A generally accepted belief shared by fanboys and detractors alike is that gamers purchase Nintendo consoles and handhelds to play Mario titles. Sure, there are your other first-party heavy-hitters like the Pokémon and Legend of Zelda franchises, but Mario and company are seen to be the ones that really move systems. All that being said, after spending weeks wrapped up in its expansive universe, thoughtful gameplay and gorgeous presentation, I am positive of one thing — Fire Emblem: Awakening is a Mario-free 3DS system seller.
My love of turn-based strategy RPGs dates back to the age of the Game Boy Advance. Advance Wars, a title unfortunately released on September 11th of 2001, set the stage as an accessible, enjoyable entry point into this rather niche genre. After that Final Fantasy Tactics Advance, the North American debut of the Fire Emblem series and eventually the then import-only Super Robot Wars franchise continued to compound my new-found passion for this deliberate and thought-provoking style of gameplay.
I reference my earlier brushes with these exemplary games because, on almost a molecular level, Fire Emblem: Awakening represents the very best that portable turn-based strategy has to offer. To the uninitiated observer it probably looks like another healthy dose of Western fantasy wrapped in Japanese RPG tropes, and on a purely cosmetic level this is true. The deeper one delves, however, the more likely an astute gamer is to notice Awakening‘s polished interface, high-caliber voice acting and stunning visuals.
After a brief introduction you’re tossed into the role of an amnesiac wanderer — Remember that thing about RPG tropes? — who encounters Chrom, prince of the Halidom of Ylisse and leader of its protectors the Shepherds. After joining this band as its uniquely skilled tactician, your avatar becomes a true part of this lengthy tale of war, political intrigue and a heaping helping of magic.
Though the customization elements of your own character seem a bit thin, Fire Emblem: Awakening allows you to control a wealth of richly detailed and wonderfully realized warriors on its gridded field of battle. From incompetent axe-men to haughty healers, the title is jam-packed with deep interpersonal drama that parallels and supplements each strategic skirmish. Just as it pays to understand the balanced combat system — swords trump axes, axes crush spears and spears fare well against swords while the extended movement of flying units is easily undone by ranged bow attacks — so does it serve the player well to keep an eye on the relationships of his troops.
Positioning warriors side-by-side in battle has always been advantageous in strategy RPGs, but Awakening‘s beefed-up support system makes this tactic indispensable. It even goes further with the ability to pair two units into a single fighting force, increasing the movement of heavily armored infantry with the speed of a horse rider or protecting a green recruit by placing him in the care of a seasoned vet.
Cooperative combat supplements character relationships, which in turn makes for a more efficient fighting force; put another way, just as your individual warriors level up their defense and weapons skills, so do these strengthened relationships unlock new and more powerful support options.
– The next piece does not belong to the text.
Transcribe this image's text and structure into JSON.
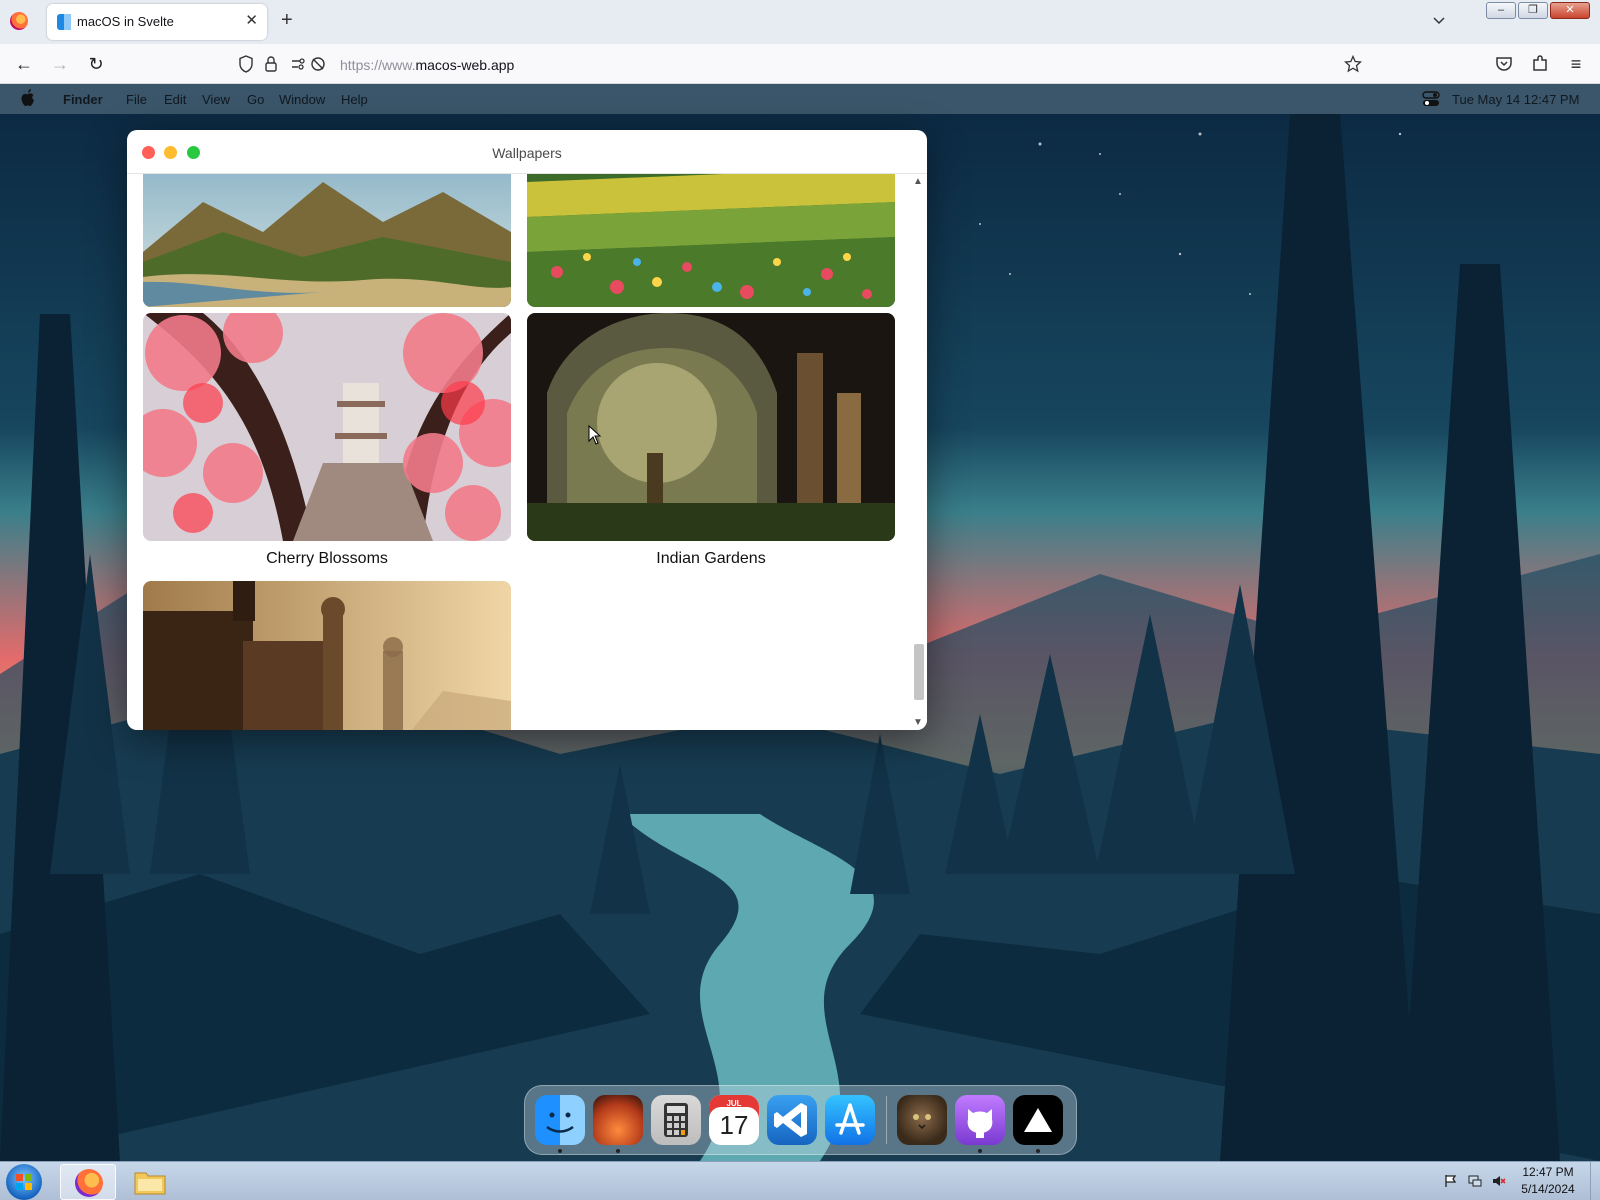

While friendships flourish and love blooms amid the chaos of the battlefield, the human drama often continue well after with menu options devoted to supplementary support conversation and a voyeur’s view into the team’s barracks, where friendships are forged and sparks fly.
Sadly, this heavy focus on communication and relationships compounds the inevitable battlefield death of your soldiers. Those who simply can’t take this kind of pressure, however, will be relieved to know that Fire Emblem: Awakening includes a casual options that eliminated the series’ standard of unforgiving perma-death. For those keeping score, this means that the title not only excels for hardened Fire Emblem strategists, but is also a great jumping-on point for those new to the series.
With tons of switchable and upgradable character classes, ample engaging personalities, nail-biting battles and unlikely partnerships, Fire Emblem: Awakening leaves other handheld titles in the dust practically out of the gate. Add to this stunning cinematics, SpotPass support, a nuanced battle interface and downloadable content that both expands the experience and puts old fans back in touch with more of the great heroes of series canon, and you’ve got something truly special. Sure, minor annoyances persist like over-used soundbites in incidental dialog and the kind of one-man rage quit that typifies the SRPG experience, but these are easily overlooked as simple quirks of a masterfully constructed gameplay experience.
At the time of this writing some North American retailers are already selling Awakening while others are warning pre-ordering patrons that shipping issues may delay stock, but let me plainly state that it is well worth any amount of release day searching you may need to do in order to secure a copy of this particular 3DS jewel. And since this title is distinctly focused on the power of choice, I’ll allow each reader to choose his or her own closing sentence.
- likely the best domestic entry in the franchise.
- one of the most satisfying 3DS titles to date.
- exactly the kind of handheld game that will be popping up on year-end best of lists.
(Go ahead and pick; they’re all correct.)
Review materials provided by: Nintendo of America